On the hormonal end, endometriosis is always linked to oestrogen dominance. Ensure you’re managing stress effectively and getting good quality sleep as well.
In essence, endometriosis is so much more than a condition caused by oestrogen dominance. There are many drivers as well as many hypothesised causative factors. A treatment approach that takes these multiple factors into consideration is ideal. If you’re trying to get by and resorting to using only synthetic hormones that mask your symptoms, you are not treating the underlying cause.
Porpora M, Brunelli R, Costa G, et al. A promise in the treatment of endometriosis: an observational cohort study on ovarian endometrioma reduction by N-acetylcysteine. Evidence-Based Complementary and Alternative Medicine. 2013; April.
Libo Zhu, Xinmei Zhang.[Research advances on the role of mast cells in pelvic pain of endometriosis].Journal of Zhejiang University. Medical Sciences, 01 Jul 2013, 42(4):461-463.
Tian-Hong Zhu, Gen Zou, et. al. Mast cell stabilizer ketotifen reduces hyperalgesia in a rodent model of surgically induced endometriosis. Journal of Pain Research. 2019 Apr 29;12:1359-1369.
Quaranta G, Sanguinetti M, and Masucci L. Fecal Microbiota Transplantation: A Potential Tool for Treatment of Human Female Reproductive Tract Diseases. Frontiers in Immunology. 2019 Nov 26;10:2653. https://pubmed.ncbi.nlm.nih.gov/31827467/
Anderson G. Endometriosis Pathoetiology and Pathophysiology: Roles of Vitamin A, Estrogen, Immunity, Adipocytes, Gut Microbiome and Melatonergic Pathway on Mitochondria Regulation.

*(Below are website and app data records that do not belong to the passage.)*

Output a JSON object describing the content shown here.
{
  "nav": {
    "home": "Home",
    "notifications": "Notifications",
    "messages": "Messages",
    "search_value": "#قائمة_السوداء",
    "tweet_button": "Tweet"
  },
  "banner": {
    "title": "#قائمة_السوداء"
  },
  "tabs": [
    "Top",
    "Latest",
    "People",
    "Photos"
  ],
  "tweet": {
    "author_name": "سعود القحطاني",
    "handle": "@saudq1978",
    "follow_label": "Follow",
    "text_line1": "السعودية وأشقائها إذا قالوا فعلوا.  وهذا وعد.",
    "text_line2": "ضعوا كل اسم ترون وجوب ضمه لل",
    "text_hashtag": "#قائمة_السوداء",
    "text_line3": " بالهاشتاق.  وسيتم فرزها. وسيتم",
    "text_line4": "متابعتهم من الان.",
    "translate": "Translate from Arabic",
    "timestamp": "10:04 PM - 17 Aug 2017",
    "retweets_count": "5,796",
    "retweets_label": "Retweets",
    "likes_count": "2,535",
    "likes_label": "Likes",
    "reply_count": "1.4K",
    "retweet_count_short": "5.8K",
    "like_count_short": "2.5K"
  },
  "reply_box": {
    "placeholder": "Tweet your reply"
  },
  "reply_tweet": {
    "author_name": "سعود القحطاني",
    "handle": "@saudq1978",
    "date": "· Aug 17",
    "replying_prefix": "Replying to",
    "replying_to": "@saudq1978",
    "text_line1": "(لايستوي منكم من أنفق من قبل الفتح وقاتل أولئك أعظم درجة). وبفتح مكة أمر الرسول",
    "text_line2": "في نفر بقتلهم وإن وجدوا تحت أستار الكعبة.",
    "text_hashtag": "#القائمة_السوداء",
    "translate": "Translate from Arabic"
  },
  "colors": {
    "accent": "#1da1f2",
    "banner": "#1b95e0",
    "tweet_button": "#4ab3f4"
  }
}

Biomol Concepts. 2019 Jul 19;10(1):133-149.
Patel B, Rudnicki M, et al. Progesterone resistance in endometriosis: origins, consequences and interventions. Acta Obstetricia et Gynecologica Scandinavica. 2017 Jun;96(6):623-632. https://pubmed.ncbi.nlm.nih.gov/28423456/
Parazzini F, Viganò P, Candiani M, Fedele L. Diet and endometriosis risk: a literature review. Reprod Biomed Online. 2013 Apr;26(4):323-36. https://pubmed.ncbi.nlm.nih.gov/23419794/